“In my opinion, A&P would be foolish to acquire any more stores because they have never been able to improve upon anything they have acquired. And they are certainly not
alone in this category, e.g. Safeway. Acquisitions have only led to more unprofitable stores,” wrote Livingston in an email to RetailWire, which went on to reveal his jaundiced
view of recent A&P history.
“If A&P has learned anything, it’s that they just can’t make a go of operating supermarkets. About every six months, they try to reinvent themselves using recycled
ideas from the past. Every idea seems to backfire. New stores never get to where they expected them to go. Acquisitions have turned sour soon after the ink dries.”
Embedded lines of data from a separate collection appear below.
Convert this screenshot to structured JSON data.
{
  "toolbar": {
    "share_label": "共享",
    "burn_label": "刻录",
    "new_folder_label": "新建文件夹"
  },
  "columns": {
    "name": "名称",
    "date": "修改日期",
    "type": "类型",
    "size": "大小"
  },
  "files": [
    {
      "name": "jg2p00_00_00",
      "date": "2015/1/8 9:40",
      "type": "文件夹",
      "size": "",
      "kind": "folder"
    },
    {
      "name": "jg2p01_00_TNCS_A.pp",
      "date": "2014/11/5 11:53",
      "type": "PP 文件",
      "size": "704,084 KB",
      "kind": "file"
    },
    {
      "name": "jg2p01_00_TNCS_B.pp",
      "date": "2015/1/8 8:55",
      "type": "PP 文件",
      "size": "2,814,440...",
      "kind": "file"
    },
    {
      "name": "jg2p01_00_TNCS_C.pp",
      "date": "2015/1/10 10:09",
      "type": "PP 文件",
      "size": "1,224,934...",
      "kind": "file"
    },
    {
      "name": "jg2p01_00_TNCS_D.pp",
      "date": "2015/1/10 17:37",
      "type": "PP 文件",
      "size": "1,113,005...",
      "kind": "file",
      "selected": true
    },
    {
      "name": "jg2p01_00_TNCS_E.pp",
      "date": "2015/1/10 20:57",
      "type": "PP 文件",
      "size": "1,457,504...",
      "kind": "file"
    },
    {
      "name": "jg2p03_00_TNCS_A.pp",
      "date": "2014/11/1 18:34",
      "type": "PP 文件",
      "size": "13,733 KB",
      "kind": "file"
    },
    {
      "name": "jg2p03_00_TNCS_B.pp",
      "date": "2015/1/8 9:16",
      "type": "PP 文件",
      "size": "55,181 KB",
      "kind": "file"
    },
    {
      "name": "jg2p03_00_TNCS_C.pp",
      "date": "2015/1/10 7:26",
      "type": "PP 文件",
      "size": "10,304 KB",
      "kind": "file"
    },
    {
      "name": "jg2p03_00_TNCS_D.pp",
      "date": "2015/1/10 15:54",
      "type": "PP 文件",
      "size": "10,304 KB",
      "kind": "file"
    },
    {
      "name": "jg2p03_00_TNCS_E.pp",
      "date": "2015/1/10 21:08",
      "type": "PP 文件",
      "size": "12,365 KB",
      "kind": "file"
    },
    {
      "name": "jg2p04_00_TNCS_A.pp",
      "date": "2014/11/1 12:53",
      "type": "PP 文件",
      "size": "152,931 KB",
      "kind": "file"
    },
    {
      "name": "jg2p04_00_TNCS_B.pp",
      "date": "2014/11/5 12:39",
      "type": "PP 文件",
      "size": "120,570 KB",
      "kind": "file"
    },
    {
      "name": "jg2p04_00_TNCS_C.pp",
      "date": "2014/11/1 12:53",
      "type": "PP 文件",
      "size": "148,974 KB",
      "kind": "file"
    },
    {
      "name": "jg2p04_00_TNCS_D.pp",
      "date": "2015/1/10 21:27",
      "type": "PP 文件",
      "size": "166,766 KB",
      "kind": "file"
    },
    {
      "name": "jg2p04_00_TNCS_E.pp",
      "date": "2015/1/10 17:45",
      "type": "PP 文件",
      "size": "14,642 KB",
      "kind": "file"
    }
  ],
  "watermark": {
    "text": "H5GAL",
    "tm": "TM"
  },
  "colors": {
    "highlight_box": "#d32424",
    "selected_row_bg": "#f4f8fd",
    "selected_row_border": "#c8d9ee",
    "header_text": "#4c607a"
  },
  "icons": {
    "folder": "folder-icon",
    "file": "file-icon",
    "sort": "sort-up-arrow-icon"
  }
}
Moderator’s Comment: Why can’t A&P management seem to find ways to improve the company’s performance via better operations?
Again, David Livingston was not short on opinion when it comes to A&P corporate management and the way they attempt to orchestrate turnarounds:
“Unlike other publicly held supermarket chains, A&P has a CEO that cannot be fired. A&P’s ‘shoot the messenger’ management style has lead
to high executive turnover. I’m all for giving it your best shot, but there does come a time when a company needs to realize it’s never going to get better. Perhaps if Winn-Dixie
had sold out 10 years ago, their stockholders would not be in the situation they are in today. A&P owes it to its stockholders to provide them a return before they too
become the next Winn-Dixie.” –
Rick Moss – Moderator